§ Supplied records:
◆ ◆ ◆ ◆ ◆

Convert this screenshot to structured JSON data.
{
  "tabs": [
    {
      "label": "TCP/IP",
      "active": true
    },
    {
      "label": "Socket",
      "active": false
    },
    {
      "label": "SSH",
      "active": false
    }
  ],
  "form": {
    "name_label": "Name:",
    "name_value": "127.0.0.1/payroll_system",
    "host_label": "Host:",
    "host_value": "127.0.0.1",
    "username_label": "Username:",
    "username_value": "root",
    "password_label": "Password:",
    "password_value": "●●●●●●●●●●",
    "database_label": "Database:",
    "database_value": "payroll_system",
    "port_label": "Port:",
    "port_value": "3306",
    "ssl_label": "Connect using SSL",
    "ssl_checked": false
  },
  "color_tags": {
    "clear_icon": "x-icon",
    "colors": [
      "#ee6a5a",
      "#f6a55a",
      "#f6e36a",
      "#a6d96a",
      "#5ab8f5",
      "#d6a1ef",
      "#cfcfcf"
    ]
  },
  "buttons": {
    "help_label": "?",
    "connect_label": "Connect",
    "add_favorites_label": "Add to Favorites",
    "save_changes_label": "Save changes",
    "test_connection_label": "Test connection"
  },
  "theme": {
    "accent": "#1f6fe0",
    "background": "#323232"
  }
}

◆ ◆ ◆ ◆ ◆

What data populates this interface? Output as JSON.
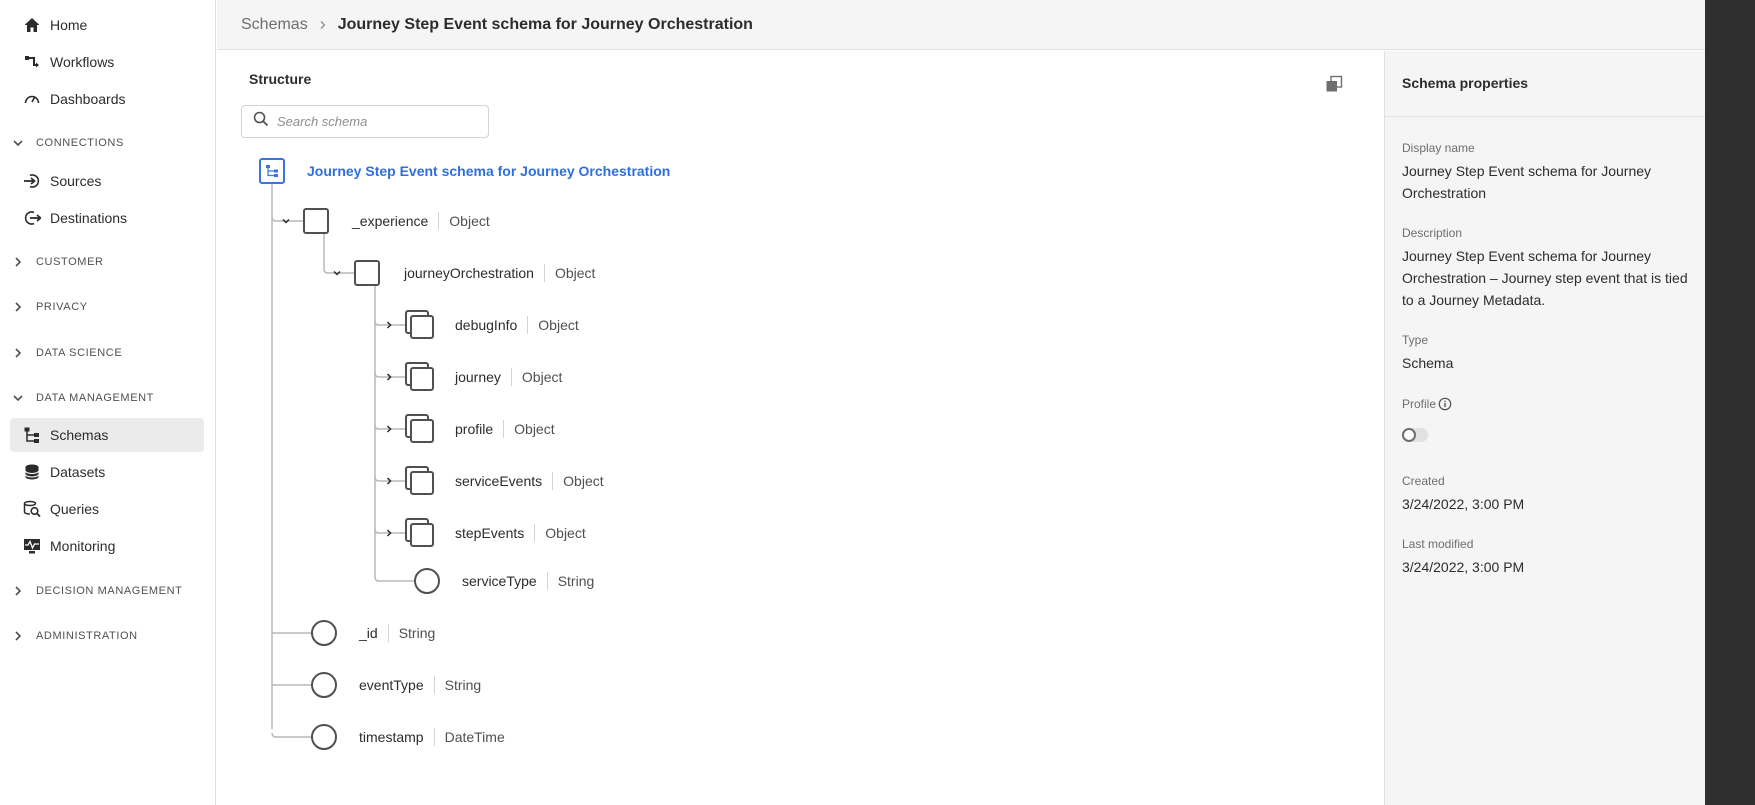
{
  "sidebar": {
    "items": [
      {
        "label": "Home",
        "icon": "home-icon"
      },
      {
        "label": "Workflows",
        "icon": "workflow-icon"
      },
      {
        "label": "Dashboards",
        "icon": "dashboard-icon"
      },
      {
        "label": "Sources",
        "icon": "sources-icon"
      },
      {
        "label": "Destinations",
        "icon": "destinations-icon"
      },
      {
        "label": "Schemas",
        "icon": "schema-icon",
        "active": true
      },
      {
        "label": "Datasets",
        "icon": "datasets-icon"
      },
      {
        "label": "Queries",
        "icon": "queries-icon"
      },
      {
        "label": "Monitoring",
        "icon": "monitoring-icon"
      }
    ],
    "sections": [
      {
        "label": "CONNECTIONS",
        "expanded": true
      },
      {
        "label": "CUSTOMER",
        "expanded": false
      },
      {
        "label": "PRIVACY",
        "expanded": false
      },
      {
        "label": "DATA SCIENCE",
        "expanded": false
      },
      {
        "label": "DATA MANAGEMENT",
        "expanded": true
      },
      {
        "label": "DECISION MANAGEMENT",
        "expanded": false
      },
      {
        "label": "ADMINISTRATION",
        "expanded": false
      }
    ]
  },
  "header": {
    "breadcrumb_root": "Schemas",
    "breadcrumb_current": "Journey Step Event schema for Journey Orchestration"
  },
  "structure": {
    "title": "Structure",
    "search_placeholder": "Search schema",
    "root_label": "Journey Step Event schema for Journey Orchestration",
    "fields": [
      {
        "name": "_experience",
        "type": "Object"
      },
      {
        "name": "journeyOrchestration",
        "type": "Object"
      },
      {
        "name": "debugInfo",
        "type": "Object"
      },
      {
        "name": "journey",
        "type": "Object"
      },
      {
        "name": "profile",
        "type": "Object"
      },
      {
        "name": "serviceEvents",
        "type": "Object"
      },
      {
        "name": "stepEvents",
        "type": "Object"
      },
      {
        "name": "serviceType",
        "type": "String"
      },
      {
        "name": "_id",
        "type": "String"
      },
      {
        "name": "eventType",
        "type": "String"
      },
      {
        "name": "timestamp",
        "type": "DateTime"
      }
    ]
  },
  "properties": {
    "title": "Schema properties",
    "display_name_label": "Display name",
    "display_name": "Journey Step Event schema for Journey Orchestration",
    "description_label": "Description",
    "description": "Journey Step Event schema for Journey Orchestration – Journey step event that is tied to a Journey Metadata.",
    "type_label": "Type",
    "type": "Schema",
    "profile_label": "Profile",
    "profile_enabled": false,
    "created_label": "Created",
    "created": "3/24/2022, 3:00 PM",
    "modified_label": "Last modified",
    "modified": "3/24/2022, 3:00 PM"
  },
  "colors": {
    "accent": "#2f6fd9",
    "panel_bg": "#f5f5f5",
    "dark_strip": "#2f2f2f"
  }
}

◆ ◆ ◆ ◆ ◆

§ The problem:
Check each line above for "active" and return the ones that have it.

§ Answer box:
      "active": true
      "active": false
      "active": false
        "active": true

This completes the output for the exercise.